-- Given records follows --
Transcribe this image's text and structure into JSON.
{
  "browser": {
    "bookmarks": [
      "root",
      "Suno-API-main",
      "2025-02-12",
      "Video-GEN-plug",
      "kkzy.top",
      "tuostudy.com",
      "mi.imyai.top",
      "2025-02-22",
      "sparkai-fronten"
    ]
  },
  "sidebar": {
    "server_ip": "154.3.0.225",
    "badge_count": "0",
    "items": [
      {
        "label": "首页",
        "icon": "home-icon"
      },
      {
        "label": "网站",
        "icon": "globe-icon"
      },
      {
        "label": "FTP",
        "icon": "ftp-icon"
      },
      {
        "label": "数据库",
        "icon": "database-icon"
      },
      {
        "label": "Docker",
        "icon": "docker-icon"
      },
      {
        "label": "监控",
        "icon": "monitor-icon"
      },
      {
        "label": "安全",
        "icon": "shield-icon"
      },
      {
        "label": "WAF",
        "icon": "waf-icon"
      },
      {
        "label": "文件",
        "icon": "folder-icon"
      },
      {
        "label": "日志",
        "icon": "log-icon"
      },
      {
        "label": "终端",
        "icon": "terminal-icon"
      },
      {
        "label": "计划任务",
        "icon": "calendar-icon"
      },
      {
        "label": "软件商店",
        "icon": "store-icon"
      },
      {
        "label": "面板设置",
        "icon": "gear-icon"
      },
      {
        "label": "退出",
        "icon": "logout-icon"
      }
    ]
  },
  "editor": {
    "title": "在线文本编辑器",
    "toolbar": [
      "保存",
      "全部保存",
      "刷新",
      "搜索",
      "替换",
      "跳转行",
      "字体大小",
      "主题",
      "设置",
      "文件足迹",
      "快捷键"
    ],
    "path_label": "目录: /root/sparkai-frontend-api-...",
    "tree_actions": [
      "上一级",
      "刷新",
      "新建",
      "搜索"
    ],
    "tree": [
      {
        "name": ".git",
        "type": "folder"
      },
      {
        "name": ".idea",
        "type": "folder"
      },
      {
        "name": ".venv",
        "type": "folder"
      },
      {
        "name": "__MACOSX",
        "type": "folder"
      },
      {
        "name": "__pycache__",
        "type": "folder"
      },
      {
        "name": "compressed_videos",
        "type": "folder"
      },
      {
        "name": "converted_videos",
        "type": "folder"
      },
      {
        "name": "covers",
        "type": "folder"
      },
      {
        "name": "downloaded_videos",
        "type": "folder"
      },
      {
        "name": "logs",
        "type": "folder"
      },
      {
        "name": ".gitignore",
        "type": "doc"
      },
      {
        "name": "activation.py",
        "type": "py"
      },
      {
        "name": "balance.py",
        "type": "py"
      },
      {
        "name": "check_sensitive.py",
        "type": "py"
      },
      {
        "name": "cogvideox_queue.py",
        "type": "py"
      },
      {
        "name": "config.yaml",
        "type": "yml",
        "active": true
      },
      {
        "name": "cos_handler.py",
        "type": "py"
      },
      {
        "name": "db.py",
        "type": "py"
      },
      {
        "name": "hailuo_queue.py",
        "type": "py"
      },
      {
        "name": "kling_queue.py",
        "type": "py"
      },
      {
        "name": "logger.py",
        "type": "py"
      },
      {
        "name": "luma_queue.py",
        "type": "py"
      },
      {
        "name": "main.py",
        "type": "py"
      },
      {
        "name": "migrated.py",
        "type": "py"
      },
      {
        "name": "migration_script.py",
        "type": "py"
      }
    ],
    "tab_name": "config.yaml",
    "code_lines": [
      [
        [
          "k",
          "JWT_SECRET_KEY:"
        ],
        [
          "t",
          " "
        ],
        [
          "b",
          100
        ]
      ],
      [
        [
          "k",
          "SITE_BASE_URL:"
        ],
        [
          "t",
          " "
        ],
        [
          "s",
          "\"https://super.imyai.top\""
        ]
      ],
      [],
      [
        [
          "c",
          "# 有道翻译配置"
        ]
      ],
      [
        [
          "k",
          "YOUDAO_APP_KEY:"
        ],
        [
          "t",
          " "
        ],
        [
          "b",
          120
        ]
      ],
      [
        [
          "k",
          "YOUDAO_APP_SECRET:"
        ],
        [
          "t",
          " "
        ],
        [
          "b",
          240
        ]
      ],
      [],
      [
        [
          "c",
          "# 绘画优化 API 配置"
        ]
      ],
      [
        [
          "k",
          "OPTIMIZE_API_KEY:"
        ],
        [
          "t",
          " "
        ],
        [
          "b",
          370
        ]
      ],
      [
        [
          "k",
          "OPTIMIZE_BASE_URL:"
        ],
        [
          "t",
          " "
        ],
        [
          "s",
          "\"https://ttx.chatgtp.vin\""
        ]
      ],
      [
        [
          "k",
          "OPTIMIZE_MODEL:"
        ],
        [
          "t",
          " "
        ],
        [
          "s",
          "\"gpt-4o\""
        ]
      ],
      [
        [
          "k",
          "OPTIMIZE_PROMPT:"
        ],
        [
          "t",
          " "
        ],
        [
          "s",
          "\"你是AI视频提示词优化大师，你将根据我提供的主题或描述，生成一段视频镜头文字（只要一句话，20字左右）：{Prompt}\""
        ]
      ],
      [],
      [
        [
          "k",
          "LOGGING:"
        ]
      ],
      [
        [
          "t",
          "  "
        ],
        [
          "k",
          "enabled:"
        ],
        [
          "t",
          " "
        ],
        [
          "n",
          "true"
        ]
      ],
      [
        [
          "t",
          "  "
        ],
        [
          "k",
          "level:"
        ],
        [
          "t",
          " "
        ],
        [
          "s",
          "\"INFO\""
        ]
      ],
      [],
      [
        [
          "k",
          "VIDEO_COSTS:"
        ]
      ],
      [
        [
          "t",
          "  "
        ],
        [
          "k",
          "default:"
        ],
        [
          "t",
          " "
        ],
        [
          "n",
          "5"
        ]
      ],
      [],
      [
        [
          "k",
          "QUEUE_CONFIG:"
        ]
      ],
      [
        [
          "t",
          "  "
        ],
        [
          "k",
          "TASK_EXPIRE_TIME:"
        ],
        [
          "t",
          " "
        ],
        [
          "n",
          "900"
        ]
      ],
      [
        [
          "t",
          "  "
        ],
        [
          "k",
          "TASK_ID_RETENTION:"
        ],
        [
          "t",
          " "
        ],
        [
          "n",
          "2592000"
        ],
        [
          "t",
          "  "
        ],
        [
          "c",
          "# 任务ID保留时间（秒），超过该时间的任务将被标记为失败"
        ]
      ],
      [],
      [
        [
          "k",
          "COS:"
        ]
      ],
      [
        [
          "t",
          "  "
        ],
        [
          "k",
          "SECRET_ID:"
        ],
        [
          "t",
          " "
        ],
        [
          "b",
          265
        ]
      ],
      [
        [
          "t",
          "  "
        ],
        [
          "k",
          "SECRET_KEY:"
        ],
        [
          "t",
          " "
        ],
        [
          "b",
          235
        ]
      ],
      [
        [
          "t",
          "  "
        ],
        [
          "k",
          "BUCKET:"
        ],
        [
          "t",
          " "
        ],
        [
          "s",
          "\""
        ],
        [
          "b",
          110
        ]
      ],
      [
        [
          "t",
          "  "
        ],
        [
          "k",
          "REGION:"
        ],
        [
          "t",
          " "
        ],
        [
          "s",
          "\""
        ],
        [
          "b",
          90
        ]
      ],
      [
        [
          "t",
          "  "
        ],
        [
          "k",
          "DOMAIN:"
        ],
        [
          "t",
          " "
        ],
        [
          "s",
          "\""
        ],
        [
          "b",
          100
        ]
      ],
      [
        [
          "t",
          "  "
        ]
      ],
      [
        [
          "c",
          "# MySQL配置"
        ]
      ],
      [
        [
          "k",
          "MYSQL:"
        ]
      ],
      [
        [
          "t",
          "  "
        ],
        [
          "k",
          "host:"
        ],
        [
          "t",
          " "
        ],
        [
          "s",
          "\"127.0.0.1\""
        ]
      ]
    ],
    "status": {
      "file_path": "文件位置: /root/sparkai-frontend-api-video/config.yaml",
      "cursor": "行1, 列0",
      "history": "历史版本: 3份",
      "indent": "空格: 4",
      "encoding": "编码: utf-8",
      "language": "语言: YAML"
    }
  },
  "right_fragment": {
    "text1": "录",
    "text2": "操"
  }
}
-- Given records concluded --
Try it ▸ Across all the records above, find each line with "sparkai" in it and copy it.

Answer section ▸
      "sparkai-fronten"
    "path_label": "目录: /root/sparkai-frontend-api-...",
      "file_path": "文件位置: /root/sparkai-frontend-api-video/config.yaml",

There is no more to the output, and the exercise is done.